Supplied entries: Begin
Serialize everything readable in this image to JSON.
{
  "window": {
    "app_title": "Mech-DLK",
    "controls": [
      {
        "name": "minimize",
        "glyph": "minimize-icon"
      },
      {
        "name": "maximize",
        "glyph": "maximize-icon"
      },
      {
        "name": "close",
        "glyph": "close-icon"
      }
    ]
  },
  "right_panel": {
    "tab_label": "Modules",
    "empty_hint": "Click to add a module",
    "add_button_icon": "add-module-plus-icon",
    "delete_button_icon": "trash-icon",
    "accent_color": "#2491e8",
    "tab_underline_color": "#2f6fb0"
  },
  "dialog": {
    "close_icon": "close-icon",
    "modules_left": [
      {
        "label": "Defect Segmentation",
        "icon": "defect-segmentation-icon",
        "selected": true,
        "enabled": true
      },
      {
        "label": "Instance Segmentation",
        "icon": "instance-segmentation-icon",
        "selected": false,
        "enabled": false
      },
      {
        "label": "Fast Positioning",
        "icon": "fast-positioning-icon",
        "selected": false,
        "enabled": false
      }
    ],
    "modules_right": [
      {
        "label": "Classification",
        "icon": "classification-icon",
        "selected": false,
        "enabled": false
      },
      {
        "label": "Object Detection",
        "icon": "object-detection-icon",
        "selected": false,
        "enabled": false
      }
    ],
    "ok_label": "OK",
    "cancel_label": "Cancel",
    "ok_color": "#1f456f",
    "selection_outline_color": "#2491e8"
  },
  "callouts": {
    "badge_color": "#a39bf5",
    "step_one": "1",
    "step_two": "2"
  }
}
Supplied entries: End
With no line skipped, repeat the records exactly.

The completed task:
Serialize everything readable in this image to JSON.
{
  "window": {
    "app_title": "Mech-DLK",
    "controls": [
      {
        "name": "minimize",
        "glyph": "minimize-icon"
      },
      {
        "name": "maximize",
        "glyph": "maximize-icon"
      },
      {
        "name": "close",
        "glyph": "close-icon"
      }
    ]
  },
  "right_panel": {
    "tab_label": "Modules",
    "empty_hint": "Click to add a module",
    "add_button_icon": "add-module-plus-icon",
    "delete_button_icon": "trash-icon",
    "accent_color": "#2491e8",
    "tab_underline_color": "#2f6fb0"
  },
  "dialog": {
    "close_icon": "close-icon",
    "modules_left": [
      {
        "label": "Defect Segmentation",
        "icon": "defect-segmentation-icon",
        "selected": true,
        "enabled": true
      },
      {
        "label": "Instance Segmentation",
        "icon": "instance-segmentation-icon",
        "selected": false,
        "enabled": false
      },
      {
        "label": "Fast Positioning",
        "icon": "fast-positioning-icon",
        "selected": false,
        "enabled": false
      }
    ],
    "modules_right": [
      {
        "label": "Classification",
        "icon": "classification-icon",
        "selected": false,
        "enabled": false
      },
      {
        "label": "Object Detection",
        "icon": "object-detection-icon",
        "selected": false,
        "enabled": false
      }
    ],
    "ok_label": "OK",
    "cancel_label": "Cancel",
    "ok_color": "#1f456f",
    "selection_outline_color": "#2491e8"
  },
  "callouts": {
    "badge_color": "#a39bf5",
    "step_one": "1",
    "step_two": "2"
  }
}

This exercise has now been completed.